EXERCISE:
Look through the records below and say how many lines include "close". Give only that number.
LISTED RECORDS Block Start
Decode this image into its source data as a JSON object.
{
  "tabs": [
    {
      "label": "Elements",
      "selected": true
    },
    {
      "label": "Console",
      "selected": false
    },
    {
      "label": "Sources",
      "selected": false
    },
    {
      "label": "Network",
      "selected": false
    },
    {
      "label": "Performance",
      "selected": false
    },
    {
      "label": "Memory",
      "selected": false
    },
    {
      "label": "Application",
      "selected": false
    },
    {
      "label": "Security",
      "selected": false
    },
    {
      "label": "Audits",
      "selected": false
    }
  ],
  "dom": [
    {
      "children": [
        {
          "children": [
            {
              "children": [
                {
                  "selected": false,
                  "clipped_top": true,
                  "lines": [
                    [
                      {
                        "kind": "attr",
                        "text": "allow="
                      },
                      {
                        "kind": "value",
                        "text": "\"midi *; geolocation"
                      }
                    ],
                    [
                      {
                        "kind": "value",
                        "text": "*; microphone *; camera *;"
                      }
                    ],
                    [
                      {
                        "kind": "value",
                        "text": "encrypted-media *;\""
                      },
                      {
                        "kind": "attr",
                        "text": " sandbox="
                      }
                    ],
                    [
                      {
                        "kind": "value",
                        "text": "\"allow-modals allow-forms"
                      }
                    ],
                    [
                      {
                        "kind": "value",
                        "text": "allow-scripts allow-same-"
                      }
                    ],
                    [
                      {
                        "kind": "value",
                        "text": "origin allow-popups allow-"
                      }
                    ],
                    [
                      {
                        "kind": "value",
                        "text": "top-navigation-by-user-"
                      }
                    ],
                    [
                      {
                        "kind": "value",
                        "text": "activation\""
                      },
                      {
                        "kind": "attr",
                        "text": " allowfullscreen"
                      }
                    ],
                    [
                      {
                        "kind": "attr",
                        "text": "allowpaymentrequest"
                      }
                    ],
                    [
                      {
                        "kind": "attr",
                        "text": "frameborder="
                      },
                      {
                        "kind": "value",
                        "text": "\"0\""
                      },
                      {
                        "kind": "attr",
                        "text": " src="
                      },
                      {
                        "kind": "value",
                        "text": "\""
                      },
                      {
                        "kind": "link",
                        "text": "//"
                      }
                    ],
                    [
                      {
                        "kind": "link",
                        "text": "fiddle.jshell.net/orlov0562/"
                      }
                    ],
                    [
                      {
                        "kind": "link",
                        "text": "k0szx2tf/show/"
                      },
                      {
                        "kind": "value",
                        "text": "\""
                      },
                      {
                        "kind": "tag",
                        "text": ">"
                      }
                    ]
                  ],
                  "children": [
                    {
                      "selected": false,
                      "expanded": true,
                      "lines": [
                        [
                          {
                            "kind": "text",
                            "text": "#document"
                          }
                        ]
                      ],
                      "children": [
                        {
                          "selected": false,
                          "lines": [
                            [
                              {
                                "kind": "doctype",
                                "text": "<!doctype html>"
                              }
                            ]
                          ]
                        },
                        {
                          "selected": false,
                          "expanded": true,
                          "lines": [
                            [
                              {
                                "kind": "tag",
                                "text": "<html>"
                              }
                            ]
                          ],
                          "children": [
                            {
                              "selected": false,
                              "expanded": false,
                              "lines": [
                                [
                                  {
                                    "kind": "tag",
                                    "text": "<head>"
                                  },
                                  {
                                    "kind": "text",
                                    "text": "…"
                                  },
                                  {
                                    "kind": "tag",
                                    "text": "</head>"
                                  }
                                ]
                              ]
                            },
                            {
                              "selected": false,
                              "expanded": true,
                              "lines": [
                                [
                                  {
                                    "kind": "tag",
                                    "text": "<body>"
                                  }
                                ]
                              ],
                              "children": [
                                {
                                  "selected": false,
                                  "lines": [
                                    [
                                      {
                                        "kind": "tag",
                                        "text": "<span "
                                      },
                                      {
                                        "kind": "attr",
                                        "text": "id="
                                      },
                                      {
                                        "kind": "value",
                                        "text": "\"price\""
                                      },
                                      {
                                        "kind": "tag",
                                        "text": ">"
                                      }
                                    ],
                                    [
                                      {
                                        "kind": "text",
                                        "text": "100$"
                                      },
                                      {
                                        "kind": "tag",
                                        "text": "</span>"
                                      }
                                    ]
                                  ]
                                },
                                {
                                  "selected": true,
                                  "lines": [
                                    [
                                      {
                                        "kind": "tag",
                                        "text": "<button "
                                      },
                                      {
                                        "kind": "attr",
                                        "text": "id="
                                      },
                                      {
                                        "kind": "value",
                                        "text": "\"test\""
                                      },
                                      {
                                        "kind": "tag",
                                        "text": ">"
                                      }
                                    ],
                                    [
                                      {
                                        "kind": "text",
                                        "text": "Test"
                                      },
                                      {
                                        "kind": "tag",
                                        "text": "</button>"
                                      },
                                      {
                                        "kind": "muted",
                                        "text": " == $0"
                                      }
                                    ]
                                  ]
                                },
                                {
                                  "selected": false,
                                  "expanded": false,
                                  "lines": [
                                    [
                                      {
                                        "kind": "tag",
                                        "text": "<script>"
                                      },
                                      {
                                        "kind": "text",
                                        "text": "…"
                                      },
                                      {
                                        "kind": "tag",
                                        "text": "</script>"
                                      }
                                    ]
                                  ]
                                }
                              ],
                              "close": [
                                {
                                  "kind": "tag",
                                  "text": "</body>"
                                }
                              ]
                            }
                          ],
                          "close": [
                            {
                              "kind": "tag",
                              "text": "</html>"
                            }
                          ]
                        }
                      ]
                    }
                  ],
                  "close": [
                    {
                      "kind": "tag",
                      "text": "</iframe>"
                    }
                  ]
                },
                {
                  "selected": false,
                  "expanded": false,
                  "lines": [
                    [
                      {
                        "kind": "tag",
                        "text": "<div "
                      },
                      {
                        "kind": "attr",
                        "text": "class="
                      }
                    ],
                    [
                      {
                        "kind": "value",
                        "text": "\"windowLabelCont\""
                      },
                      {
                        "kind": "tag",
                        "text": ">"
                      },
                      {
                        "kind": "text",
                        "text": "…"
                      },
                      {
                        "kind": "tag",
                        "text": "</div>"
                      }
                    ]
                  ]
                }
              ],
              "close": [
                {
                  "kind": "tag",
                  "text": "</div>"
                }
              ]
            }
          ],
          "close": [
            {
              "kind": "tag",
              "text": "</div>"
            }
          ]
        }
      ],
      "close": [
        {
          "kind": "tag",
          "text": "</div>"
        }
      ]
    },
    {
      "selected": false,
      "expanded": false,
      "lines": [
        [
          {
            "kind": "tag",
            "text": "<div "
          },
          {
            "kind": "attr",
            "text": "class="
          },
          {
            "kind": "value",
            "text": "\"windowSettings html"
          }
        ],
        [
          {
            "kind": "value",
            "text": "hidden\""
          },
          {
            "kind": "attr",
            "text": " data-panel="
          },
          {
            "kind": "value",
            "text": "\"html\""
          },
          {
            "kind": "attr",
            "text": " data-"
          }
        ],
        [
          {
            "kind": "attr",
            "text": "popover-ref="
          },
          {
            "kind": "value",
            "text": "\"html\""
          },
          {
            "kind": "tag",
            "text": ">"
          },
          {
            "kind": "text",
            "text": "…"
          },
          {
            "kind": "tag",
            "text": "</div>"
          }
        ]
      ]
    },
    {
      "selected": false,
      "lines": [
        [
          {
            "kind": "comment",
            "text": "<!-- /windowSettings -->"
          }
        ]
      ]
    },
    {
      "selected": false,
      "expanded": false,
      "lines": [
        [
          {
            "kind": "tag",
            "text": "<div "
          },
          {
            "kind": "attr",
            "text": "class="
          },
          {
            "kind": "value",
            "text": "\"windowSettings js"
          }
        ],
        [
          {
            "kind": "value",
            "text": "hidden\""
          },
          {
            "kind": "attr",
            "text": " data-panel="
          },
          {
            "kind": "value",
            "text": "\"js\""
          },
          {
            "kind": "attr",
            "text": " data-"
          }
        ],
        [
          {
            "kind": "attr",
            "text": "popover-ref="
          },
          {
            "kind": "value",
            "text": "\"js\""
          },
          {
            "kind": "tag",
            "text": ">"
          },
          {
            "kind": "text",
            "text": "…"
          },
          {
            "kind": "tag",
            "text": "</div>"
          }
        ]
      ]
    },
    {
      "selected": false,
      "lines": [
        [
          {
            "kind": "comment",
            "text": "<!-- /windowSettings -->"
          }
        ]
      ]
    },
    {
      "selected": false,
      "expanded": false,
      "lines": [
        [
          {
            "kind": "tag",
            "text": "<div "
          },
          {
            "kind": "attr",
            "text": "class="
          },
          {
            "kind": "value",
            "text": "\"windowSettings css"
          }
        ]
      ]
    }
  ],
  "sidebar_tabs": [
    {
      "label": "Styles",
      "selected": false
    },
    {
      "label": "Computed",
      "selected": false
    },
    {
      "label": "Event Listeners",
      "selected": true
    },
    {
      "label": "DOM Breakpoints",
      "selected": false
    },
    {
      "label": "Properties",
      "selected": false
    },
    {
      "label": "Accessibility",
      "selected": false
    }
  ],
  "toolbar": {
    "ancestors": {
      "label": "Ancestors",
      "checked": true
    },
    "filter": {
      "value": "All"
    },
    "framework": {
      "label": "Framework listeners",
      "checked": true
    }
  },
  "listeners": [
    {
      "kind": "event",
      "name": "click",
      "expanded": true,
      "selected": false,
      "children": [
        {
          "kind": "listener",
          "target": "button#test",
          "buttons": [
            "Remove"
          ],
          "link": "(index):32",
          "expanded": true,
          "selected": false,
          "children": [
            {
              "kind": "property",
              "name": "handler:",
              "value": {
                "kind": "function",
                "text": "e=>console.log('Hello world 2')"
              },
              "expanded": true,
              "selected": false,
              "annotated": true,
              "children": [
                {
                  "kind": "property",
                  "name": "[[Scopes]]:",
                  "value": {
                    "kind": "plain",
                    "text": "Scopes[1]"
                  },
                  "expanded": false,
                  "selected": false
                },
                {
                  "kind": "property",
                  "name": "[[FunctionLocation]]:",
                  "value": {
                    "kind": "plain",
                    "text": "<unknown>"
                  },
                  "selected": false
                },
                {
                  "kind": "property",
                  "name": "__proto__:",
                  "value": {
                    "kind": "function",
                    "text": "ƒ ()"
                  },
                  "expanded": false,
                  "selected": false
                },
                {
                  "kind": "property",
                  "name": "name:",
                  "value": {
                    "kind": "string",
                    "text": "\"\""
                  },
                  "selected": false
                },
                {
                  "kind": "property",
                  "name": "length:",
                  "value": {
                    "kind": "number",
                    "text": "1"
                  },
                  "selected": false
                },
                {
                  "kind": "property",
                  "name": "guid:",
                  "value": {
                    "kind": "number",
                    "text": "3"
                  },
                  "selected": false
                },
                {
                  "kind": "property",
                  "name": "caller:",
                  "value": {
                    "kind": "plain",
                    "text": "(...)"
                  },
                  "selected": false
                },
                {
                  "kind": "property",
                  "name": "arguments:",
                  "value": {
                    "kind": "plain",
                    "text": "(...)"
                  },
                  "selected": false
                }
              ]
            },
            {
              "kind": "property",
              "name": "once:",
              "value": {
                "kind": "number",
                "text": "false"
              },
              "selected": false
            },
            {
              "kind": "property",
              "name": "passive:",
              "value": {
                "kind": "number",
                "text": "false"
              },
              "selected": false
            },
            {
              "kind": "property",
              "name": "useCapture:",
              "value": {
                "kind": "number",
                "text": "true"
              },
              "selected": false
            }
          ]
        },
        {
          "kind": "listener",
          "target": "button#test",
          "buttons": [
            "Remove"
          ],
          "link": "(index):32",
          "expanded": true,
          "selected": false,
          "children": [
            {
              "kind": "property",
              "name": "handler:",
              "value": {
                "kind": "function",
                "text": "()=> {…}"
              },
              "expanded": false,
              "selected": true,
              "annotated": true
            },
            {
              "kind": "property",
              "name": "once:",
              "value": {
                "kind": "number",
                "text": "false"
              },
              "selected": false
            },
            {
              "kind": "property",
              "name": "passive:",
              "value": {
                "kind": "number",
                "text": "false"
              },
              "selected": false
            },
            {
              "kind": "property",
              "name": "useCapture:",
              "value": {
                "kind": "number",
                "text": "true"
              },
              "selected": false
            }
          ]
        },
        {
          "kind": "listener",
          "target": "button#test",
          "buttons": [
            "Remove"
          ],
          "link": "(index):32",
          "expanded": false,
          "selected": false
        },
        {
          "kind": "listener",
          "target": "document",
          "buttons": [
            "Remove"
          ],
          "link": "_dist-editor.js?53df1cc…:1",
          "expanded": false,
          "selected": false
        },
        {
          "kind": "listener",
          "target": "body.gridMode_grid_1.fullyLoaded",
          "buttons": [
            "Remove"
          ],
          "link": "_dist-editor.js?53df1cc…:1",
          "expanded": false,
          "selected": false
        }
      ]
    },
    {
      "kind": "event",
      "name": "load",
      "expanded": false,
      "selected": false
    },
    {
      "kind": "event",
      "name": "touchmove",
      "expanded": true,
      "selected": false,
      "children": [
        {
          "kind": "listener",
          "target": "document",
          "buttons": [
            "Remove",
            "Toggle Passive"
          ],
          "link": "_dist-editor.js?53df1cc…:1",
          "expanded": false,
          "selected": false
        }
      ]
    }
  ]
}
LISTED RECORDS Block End
ANSWER TO THIS EXERCISE:
6